Recently a closed Facebook group by the name of “Dankpana ft LUMS” was exposed by female students of LUMS. The group had around 600 members, mostly men. The content of the group was largely targeted at female students of LUMS and made lewd, derogatory, sexualised and rape memes targeting the female student body in the name of dark humour. After the expose, female students of LUMS sprung into action, which led to a sit-in of 200+ students (both male and female) outside the office of Dean of Student affairs, demanding disciplinary action against the admins of the group. The case is being looked at by concerned authorities of LUMS and students await the final verdict. However, this episode has started a long debate about freedom of speech amongst students and creating a safe space for everyone on campus.
An email sent out by Dean of Student Affairs to the student body stated that “values of our university are anchored in maintaining a tolerant atmosphere that is marked by mutual respect — especially of dissenting opinions. However, there should be no doubt that while respecting each other’s opinions, the administration will take all steps to ensure a safe and welcoming environment for all members of our community.”
One might question, “what is so wrong with a few memes?” To the female students of the university, however, these are not just memes. The content of the group represents the mentality of those 600+ students with whom these women interact on a daily basis. The content showed that these men harboured such thoughts about their female friends and colleagues and perhaps the only thing stopping them from acting on these thoughts was the fear of being called out or caught. After the group was revealed, a lot of female students commented on how they felt unsafe on-campus. To some extents, our educational institutions become our second home, especially if you are a woman enjoying the freedom of staying away from home for the first time in your life. Campuses are supposed to act as safe spaces for everyone, regardless of gender.

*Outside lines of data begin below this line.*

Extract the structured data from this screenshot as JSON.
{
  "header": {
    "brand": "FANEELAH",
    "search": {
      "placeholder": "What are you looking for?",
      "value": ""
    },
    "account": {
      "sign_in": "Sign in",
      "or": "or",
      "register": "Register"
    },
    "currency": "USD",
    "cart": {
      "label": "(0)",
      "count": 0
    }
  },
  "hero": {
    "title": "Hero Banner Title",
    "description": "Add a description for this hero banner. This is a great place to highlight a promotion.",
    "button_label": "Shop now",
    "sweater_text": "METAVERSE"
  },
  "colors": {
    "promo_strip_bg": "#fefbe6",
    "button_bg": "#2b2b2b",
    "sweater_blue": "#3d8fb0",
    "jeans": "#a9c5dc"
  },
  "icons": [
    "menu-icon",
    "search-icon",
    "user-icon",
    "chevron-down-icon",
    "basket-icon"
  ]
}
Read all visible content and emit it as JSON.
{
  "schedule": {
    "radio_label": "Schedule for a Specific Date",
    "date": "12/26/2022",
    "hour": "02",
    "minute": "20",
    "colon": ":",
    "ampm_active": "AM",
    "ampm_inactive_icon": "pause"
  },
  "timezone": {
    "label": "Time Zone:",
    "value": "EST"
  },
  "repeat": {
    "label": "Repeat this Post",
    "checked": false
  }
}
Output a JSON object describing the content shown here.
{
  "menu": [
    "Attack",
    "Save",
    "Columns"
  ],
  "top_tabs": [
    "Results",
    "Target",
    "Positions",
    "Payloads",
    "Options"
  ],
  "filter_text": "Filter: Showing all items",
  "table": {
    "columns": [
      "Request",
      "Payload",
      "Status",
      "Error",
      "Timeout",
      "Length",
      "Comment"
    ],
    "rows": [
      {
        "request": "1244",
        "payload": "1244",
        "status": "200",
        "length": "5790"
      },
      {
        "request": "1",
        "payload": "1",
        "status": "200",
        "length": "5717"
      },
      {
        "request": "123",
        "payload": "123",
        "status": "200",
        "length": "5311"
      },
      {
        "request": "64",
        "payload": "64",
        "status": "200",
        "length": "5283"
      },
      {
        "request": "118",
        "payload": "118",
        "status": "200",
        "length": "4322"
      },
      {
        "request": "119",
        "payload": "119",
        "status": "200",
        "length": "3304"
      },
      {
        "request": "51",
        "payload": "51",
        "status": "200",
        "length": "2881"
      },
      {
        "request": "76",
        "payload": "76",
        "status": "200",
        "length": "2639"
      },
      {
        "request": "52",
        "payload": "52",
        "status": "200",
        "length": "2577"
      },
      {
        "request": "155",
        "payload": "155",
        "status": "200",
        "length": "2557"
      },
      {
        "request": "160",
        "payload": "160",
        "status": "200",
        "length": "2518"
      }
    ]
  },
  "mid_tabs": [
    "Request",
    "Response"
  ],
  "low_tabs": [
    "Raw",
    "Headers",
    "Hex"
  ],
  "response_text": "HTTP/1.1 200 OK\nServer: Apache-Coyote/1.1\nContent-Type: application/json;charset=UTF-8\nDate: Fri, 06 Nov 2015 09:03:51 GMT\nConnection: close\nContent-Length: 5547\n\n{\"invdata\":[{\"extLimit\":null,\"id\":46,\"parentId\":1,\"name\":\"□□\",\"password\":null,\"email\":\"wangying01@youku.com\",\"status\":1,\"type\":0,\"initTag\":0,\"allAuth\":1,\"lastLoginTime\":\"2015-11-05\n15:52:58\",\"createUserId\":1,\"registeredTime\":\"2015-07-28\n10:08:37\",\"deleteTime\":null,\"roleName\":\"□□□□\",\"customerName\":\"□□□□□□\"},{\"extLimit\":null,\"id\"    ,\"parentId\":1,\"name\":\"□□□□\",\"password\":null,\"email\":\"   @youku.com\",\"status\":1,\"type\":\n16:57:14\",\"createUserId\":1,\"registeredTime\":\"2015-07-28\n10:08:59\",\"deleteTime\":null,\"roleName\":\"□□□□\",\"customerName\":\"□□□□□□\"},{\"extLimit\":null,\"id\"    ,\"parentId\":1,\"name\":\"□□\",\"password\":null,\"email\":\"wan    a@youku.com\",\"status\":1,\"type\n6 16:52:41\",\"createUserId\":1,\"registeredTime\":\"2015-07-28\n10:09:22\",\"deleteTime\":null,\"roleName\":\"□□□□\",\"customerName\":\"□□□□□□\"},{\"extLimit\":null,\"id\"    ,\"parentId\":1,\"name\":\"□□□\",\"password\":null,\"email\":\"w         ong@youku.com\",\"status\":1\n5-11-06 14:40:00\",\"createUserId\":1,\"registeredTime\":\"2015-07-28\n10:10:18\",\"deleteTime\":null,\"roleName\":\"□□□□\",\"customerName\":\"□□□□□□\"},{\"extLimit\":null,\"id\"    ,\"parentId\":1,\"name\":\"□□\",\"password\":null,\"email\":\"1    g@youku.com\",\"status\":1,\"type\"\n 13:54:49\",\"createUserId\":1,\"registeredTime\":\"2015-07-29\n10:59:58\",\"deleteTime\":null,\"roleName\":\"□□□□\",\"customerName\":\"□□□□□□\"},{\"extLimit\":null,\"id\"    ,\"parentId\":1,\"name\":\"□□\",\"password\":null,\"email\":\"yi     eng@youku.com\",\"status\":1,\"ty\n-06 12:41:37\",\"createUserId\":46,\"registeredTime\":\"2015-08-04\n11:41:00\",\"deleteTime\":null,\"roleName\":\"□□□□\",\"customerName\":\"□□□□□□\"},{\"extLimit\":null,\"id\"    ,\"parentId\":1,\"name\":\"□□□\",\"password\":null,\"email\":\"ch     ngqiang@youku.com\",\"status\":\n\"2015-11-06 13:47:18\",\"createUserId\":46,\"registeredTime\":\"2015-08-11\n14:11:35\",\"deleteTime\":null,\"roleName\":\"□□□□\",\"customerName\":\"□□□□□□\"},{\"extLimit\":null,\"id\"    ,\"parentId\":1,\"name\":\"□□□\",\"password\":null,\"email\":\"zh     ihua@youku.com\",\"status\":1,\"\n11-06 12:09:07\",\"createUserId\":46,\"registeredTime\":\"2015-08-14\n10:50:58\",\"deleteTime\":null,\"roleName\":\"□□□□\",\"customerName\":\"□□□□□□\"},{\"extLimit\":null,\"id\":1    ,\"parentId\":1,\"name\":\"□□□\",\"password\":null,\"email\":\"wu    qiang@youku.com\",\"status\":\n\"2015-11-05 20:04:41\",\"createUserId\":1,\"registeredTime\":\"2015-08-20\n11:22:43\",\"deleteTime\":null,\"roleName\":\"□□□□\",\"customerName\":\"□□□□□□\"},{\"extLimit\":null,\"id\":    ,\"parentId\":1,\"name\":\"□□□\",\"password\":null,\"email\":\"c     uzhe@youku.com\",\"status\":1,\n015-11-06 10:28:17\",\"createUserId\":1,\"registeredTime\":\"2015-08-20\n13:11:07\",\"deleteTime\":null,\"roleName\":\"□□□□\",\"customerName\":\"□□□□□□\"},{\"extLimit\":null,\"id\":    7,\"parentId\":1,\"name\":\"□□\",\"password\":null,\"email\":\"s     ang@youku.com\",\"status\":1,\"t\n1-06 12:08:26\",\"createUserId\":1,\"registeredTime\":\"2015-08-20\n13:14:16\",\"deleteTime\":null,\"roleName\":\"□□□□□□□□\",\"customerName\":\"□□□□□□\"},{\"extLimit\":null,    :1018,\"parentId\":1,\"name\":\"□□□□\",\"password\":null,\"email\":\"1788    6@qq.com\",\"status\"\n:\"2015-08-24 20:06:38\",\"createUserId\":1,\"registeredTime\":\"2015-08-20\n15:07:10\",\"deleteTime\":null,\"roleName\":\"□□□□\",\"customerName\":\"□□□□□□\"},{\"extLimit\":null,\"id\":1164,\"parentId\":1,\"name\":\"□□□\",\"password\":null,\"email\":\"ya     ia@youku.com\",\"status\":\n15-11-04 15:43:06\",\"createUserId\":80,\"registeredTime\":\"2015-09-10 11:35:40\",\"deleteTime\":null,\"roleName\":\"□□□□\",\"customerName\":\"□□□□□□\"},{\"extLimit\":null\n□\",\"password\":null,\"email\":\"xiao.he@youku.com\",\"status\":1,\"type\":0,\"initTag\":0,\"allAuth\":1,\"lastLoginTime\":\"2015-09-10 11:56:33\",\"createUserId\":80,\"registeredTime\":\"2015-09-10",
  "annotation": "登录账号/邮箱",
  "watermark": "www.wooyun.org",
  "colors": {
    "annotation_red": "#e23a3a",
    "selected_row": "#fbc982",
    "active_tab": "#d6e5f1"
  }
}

Online harassment is easy to brush off as “naïve” or as “done without much thought”, but if these thoughts and ideas are left alone and allowed to manifest in the young minds without any consequences, they can lead to drastic real-life actions. We have seen multiple times how online uproars have reverberated through actual lives and ended up with irreversible actions, e.g Qandeel Baloch’s and Mashal Khan’s murder. The idea that it was just a group with memes cannot justify the act of inciting violence or rape against students for the sake of dark humour.
But isn’t dark humour supposed to be offensive? Isn’t a crackdown on this a group a crackdown on humour and freedom of speech altogether? Answers to these questions vary from person to person but I believe that there is nothing funny in endangering lives of an already marginalised population. LUMS is perhaps one of the very few institutions that can pride itself on providing equal opportunities to its male and female students, but it still does not take away from the fact that women are in fact a marginalised group in this country. Jokes at the expense of the safety of such groups are not and should not be considered funny. An educational liberal arts institution taking an action against such form of bullying can send out a strong message of support to women who are already struggling to find a safe place in public spaces.
Perhaps its time to say that boys should not stay boys, and boys who do should be called out for their problematic behaviour. Inciting violence is not funny, making someone feel unsafe is not funny, joking at someone else’s expense is not funny and rape jokes are not funny. It takes very little time to flame these sparks to a full fledged fire. If women of the country want to progress and thrive, then they need to start calling out men for such behaviour. The sit-in by the female students of LUMS was not a power move, it was the start of a revolution.